Ah, using headers and footers in Word. Why is this something you should care about you ask? Well, this is a nice way to include information that you don’t wish to take up precious space on the page itself.
Sometimes you may want to include your name and class at the top of the page, or add an address at the very bottom of your document. This is why knowing how to use a header or footer is useful knowledge.
There are two different ways to insert a page header/footer. The first way is to go to your ribbon and choose Insert again. You find the drop-down options for inserting a header/footer just above where you found your page numbers.
Again, clicking on one of the drop-down menus gives you some options to customize the style you wish to use.
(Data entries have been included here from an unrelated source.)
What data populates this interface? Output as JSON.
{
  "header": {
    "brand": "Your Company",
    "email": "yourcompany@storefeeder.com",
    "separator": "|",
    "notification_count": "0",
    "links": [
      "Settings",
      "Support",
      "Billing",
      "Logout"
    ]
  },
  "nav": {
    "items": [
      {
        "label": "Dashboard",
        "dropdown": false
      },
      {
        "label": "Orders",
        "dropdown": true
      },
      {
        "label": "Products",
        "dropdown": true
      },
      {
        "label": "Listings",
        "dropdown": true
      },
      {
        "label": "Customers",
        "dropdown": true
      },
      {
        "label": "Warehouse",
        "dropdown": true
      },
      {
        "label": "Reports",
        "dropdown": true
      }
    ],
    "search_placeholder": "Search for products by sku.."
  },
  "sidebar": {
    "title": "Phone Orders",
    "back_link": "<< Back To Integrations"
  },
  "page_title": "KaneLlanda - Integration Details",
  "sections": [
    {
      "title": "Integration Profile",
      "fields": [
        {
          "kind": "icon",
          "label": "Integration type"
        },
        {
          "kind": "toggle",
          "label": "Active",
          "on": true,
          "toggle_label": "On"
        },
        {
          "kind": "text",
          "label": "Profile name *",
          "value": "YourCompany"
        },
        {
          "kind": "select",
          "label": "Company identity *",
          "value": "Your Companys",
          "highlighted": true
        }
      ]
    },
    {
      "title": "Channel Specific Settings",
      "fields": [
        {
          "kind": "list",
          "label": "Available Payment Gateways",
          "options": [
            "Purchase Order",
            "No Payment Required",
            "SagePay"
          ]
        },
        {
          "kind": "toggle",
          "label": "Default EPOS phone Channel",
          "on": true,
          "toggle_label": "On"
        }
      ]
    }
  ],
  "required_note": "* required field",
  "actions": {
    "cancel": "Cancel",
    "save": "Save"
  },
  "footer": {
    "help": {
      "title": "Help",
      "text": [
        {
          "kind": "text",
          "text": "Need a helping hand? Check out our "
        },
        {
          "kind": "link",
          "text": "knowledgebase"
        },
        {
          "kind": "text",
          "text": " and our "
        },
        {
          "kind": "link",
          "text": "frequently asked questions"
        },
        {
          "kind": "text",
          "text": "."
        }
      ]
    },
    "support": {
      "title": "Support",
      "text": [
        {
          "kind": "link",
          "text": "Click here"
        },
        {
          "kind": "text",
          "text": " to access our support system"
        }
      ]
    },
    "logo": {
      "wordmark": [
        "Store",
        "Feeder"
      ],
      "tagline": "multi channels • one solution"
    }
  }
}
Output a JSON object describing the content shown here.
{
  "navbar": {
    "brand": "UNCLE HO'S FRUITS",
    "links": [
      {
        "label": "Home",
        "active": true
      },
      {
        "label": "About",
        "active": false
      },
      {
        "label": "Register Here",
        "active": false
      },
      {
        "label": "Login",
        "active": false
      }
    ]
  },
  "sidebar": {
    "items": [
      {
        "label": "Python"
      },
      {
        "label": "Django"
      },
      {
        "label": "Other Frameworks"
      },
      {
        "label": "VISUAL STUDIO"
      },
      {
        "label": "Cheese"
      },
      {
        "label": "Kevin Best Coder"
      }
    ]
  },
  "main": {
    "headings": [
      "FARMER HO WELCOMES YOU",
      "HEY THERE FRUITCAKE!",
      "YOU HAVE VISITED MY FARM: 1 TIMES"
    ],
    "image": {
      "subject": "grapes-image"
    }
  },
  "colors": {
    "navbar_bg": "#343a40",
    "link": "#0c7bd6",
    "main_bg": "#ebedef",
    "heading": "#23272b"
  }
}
Another quick way to insert a header or footer is to double click at the top or bottom of your page respectively. This lets you start typing your header or footer right away, and also takes you to the ribbon option for this part of the page.
How to Use the Editor in Word
The last basic formatting I think every student should know is how to check your spelling in Word. This can save you from unnecessary feedback from your teacher regarding your spelling, and you can also use it to make sure your grammar is where it should be before you hand in your assignment.
To use the spell checker built into Word, go to Review and then click Editor. One thing you need to make sure of is that Word is checking the spelling of the language you use. Sometimes, if you mix two languages in a document, you confuse the computer quite a bit.
When you use the editor, make sure that the suggestions you get are correct in the context used.
Word will bring up suggestions for you when you use this tool.
Knowing basic ways to format your document can help you both in making sure you have prepared your assignment before handing it in, and if you write a longer essay knowing how to format your document is important in terms of structure and readability.
Do your students know these basic ways of formatting their documents? Which sections were most helpful to you?